I wanted to play songs with chord progressions that reflected the classic ’50s and ’60s jazz ballads, while doing them my way, making the old standards the new standards. ​

You sampled Stan Getz for “Legacy” on the new album, like you once did with Louis Armstrong on “What a Wonderful World.” 

I took the notes from a live recording of him doing “Happy Birthday” performed without a band and made them into a melody. I don’t think that’s ever been done before. All the critics who didn’t like the Louis Armstrong duet of “What a Wonderful World” will go crazy for this one. We have the technology to take notes, stretch them, condense them, change the pitch. I’m very proud of it. I think it’s a powerful piece of music. I consider it a masterpiece, and I don’t care what the jazz purists say. His widow, Monica, and family have given me its blessings. They love it. And I will donate all the money from it to Stan Getz’s estate, just like I did with the Louis Armstrong song.​

The album was completed before the pandemic but held back, allowing you to really re-record and tweak.

​I enjoyed the process without feeling any time pressure. That was fun for me. I enjoyed that a lot.​

You play both soprano and tenor sax on the album.

​On “Two of a Kind,” I even play both saxes in a duet with myself. There’s one song, “Moonlight,” on which I play alto. It’s very evenly mixed this time, with more tenor than normal. Those songs seemed to need that big tenor sax.​

With the string arrangements and piano parts, these songs sound like movie scores. It’s remarkable you’ve never been asked to do one.

Many of the songs on this record could have been thematic pieces for a romantic movie. It’s one of those areas where the doors are just not open for me. One day, someone like Quentin Tarantino will call me to do a score. ​

Did you set out to become a “brand,” with your hair, name and musical style?

I never thought about it that way. Branding wasn’t a concept back then. We were just thinking about making records and getting them played on the radio. My music is the most important thing; do that and the rest will take care of itself. ​

So in the end, you just let the haters hate and go about your business?

I make the best of it. It doesn’t stop me because I know what kind of musician I am, what I put into it. I get tremendous feedback from what I’m doing. Why listen to the 1 percent who don’t like you? Things may have changed, but I’m still playing for 1,500 people. That’s a great gig in itself. And I’m happy to do it.

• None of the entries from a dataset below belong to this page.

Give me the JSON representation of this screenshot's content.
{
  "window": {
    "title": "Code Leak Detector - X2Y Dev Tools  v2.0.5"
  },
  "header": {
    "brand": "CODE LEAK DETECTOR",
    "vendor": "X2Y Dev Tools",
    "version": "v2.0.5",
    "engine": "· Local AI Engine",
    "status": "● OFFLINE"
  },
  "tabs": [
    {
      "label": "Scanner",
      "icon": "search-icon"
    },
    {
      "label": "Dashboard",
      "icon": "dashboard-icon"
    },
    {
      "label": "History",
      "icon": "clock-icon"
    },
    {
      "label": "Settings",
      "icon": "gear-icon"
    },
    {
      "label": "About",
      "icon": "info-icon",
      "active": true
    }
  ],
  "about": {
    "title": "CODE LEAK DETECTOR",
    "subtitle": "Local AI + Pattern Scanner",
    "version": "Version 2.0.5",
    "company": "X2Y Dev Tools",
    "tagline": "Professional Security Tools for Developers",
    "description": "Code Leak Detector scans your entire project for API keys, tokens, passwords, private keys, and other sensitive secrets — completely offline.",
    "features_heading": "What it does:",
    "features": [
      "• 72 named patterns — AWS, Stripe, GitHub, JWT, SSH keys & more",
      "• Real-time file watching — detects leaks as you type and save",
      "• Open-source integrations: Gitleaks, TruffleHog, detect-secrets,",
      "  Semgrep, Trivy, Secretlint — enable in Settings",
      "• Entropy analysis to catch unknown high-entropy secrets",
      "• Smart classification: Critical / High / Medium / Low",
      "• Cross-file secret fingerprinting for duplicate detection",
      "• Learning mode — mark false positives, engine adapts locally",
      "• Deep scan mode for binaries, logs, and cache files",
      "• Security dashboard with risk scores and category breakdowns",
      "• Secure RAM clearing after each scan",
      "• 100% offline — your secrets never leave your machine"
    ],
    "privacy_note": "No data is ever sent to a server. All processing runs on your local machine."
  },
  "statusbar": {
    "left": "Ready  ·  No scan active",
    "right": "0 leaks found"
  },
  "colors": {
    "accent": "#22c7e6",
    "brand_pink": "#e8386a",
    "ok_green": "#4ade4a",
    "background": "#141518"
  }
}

Roy Trakin is a pop culture critic; biographer of Sting, Tom Hanks and Jim Carrey; Rock & Roll Hall of Fame and MTV Video Music Awards voter; and longtime contributor to Variety, Billboard, The Hollywood Reporter, The Village Voice and the L.A. Times.